Start of Data provided

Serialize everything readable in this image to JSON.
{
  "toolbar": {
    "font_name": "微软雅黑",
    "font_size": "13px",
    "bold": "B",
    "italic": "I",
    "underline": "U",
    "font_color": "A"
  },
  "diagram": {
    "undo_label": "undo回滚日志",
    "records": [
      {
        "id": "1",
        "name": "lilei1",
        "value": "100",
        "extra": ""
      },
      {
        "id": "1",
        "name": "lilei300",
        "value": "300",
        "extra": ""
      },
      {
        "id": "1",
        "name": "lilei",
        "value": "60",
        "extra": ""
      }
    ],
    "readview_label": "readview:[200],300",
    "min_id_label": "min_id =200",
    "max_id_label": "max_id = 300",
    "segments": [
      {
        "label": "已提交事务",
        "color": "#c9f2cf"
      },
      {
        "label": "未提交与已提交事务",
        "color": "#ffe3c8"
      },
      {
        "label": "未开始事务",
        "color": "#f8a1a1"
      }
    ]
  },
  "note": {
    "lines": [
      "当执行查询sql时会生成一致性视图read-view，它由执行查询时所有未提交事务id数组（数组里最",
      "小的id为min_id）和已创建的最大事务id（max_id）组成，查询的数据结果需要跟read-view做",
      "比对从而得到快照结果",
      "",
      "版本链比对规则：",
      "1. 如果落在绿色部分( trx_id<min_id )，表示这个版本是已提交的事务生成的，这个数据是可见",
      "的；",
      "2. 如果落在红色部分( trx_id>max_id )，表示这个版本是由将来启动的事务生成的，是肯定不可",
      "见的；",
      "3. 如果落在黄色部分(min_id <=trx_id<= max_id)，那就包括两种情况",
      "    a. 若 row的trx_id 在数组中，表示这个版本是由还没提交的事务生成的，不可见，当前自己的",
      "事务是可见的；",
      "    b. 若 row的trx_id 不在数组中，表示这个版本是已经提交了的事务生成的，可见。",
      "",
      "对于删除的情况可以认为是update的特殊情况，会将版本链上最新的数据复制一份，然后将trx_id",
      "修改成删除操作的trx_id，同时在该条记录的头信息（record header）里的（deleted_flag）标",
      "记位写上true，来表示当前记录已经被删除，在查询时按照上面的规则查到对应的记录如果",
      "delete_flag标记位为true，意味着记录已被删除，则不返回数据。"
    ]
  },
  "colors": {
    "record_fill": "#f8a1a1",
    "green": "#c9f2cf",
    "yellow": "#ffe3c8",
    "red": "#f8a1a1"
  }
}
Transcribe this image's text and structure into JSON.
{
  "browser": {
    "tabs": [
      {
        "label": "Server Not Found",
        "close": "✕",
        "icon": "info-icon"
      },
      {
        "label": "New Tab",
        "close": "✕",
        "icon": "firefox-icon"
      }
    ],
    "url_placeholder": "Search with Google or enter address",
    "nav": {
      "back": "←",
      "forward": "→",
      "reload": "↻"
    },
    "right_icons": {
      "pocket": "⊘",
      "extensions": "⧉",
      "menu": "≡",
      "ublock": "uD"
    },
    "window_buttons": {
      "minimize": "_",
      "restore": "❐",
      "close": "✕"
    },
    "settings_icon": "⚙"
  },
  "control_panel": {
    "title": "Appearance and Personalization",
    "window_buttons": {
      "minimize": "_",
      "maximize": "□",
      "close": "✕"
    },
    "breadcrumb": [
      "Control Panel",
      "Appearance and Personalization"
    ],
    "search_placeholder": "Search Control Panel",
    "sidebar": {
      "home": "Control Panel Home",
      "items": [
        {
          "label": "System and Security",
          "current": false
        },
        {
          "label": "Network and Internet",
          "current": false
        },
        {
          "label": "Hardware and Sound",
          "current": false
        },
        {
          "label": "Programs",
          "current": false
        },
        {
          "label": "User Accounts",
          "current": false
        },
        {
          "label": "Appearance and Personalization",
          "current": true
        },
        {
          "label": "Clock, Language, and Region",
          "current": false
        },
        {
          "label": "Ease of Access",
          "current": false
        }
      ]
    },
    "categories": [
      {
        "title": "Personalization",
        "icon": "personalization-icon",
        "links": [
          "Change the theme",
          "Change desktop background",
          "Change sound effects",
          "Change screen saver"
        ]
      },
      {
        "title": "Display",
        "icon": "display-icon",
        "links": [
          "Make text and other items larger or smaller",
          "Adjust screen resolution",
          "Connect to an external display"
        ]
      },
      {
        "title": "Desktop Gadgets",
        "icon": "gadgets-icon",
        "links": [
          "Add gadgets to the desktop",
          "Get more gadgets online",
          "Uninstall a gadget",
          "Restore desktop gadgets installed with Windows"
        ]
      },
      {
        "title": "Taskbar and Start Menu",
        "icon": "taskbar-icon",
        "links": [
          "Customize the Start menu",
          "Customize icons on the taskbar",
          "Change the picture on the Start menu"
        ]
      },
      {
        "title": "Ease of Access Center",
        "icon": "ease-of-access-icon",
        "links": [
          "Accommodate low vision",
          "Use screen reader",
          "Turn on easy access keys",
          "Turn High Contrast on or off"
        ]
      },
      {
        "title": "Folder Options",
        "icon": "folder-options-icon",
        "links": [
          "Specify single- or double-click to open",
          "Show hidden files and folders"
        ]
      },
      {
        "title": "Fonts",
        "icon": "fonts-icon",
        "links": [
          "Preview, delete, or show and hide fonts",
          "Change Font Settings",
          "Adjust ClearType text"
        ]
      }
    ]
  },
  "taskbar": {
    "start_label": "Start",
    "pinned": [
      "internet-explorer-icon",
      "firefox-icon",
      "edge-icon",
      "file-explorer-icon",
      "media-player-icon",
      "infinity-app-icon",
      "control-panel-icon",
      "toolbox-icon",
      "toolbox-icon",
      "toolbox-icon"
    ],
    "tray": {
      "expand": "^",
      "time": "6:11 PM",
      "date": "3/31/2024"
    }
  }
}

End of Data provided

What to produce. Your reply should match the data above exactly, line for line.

Written solution.
Serialize everything readable in this image to JSON.
{
  "toolbar": {
    "font_name": "微软雅黑",
    "font_size": "13px",
    "bold": "B",
    "italic": "I",
    "underline": "U",
    "font_color": "A"
  },
  "diagram": {
    "undo_label": "undo回滚日志",
    "records": [
      {
        "id": "1",
        "name": "lilei1",
        "value": "100",
        "extra": ""
      },
      {
        "id": "1",
        "name": "lilei300",
        "value": "300",
        "extra": ""
      },
      {
        "id": "1",
        "name": "lilei",
        "value": "60",
        "extra": ""
      }
    ],
    "readview_label": "readview:[200],300",
    "min_id_label": "min_id =200",
    "max_id_label": "max_id = 300",
    "segments": [
      {
        "label": "已提交事务",
        "color": "#c9f2cf"
      },
      {
        "label": "未提交与已提交事务",
        "color": "#ffe3c8"
      },
      {
        "label": "未开始事务",
        "color": "#f8a1a1"
      }
    ]
  },
  "note": {
    "lines": [
      "当执行查询sql时会生成一致性视图read-view，它由执行查询时所有未提交事务id数组（数组里最",
      "小的id为min_id）和已创建的最大事务id（max_id）组成，查询的数据结果需要跟read-view做",
      "比对从而得到快照结果",
      "",
      "版本链比对规则：",
      "1. 如果落在绿色部分( trx_id<min_id )，表示这个版本是已提交的事务生成的，这个数据是可见",
      "的；",
      "2. 如果落在红色部分( trx_id>max_id )，表示这个版本是由将来启动的事务生成的，是肯定不可",
      "见的；",
      "3. 如果落在黄色部分(min_id <=trx_id<= max_id)，那就包括两种情况",
      "    a. 若 row的trx_id 在数组中，表示这个版本是由还没提交的事务生成的，不可见，当前自己的",
      "事务是可见的；",
      "    b. 若 row的trx_id 不在数组中，表示这个版本是已经提交了的事务生成的，可见。",
      "",
      "对于删除的情况可以认为是update的特殊情况，会将版本链上最新的数据复制一份，然后将trx_id",
      "修改成删除操作的trx_id，同时在该条记录的头信息（record header）里的（deleted_flag）标",
      "记位写上true，来表示当前记录已经被删除，在查询时按照上面的规则查到对应的记录如果",
      "delete_flag标记位为true，意味着记录已被删除，则不返回数据。"
    ]
  },
  "colors": {
    "record_fill": "#f8a1a1",
    "green": "#c9f2cf",
    "yellow": "#ffe3c8",
    "red": "#f8a1a1"
  }
}
Transcribe this image's text and structure into JSON.
{
  "browser": {
    "tabs": [
      {
        "label": "Server Not Found",
        "close": "✕",
        "icon": "info-icon"
      },
      {
        "label": "New Tab",
        "close": "✕",
        "icon": "firefox-icon"
      }
    ],
    "url_placeholder": "Search with Google or enter address",
    "nav": {
      "back": "←",
      "forward": "→",
      "reload": "↻"
    },
    "right_icons": {
      "pocket": "⊘",
      "extensions": "⧉",
      "menu": "≡",
      "ublock": "uD"
    },
    "window_buttons": {
      "minimize": "_",
      "restore": "❐",
      "close": "✕"
    },
    "settings_icon": "⚙"
  },
  "control_panel": {
    "title": "Appearance and Personalization",
    "window_buttons": {
      "minimize": "_",
      "maximize": "□",
      "close": "✕"
    },
    "breadcrumb": [
      "Control Panel",
      "Appearance and Personalization"
    ],
    "search_placeholder": "Search Control Panel",
    "sidebar": {
      "home": "Control Panel Home",
      "items": [
        {
          "label": "System and Security",
          "current": false
        },
        {
          "label": "Network and Internet",
          "current": false
        },
        {
          "label": "Hardware and Sound",
          "current": false
        },
        {
          "label": "Programs",
          "current": false
        },
        {
          "label": "User Accounts",
          "current": false
        },
        {
          "label": "Appearance and Personalization",
          "current": true
        },
        {
          "label": "Clock, Language, and Region",
          "current": false
        },
        {
          "label": "Ease of Access",
          "current": false
        }
      ]
    },
    "categories": [
      {
        "title": "Personalization",
        "icon": "personalization-icon",
        "links": [
          "Change the theme",
          "Change desktop background",
          "Change sound effects",
          "Change screen saver"
        ]
      },
      {
        "title": "Display",
        "icon": "display-icon",
        "links": [
          "Make text and other items larger or smaller",
          "Adjust screen resolution",
          "Connect to an external display"
        ]
      },
      {
        "title": "Desktop Gadgets",
        "icon": "gadgets-icon",
        "links": [
          "Add gadgets to the desktop",
          "Get more gadgets online",
          "Uninstall a gadget",
          "Restore desktop gadgets installed with Windows"
        ]
      },
      {
        "title": "Taskbar and Start Menu",
        "icon": "taskbar-icon",
        "links": [
          "Customize the Start menu",
          "Customize icons on the taskbar",
          "Change the picture on the Start menu"
        ]
      },
      {
        "title": "Ease of Access Center",
        "icon": "ease-of-access-icon",
        "links": [
          "Accommodate low vision",
          "Use screen reader",
          "Turn on easy access keys",
          "Turn High Contrast on or off"
        ]
      },
      {
        "title": "Folder Options",
        "icon": "folder-options-icon",
        "links": [
          "Specify single- or double-click to open",
          "Show hidden files and folders"
        ]
      },
      {
        "title": "Fonts",
        "icon": "fonts-icon",
        "links": [
          "Preview, delete, or show and hide fonts",
          "Change Font Settings",
          "Adjust ClearType text"
        ]
      }
    ]
  },
  "taskbar": {
    "start_label": "Start",
    "pinned": [
      "internet-explorer-icon",
      "firefox-icon",
      "edge-icon",
      "file-explorer-icon",
      "media-player-icon",
      "infinity-app-icon",
      "control-panel-icon",
      "toolbox-icon",
      "toolbox-icon",
      "toolbox-icon"
    ],
    "tray": {
      "expand": "^",
      "time": "6:11 PM",
      "date": "3/31/2024"
    }
  }
}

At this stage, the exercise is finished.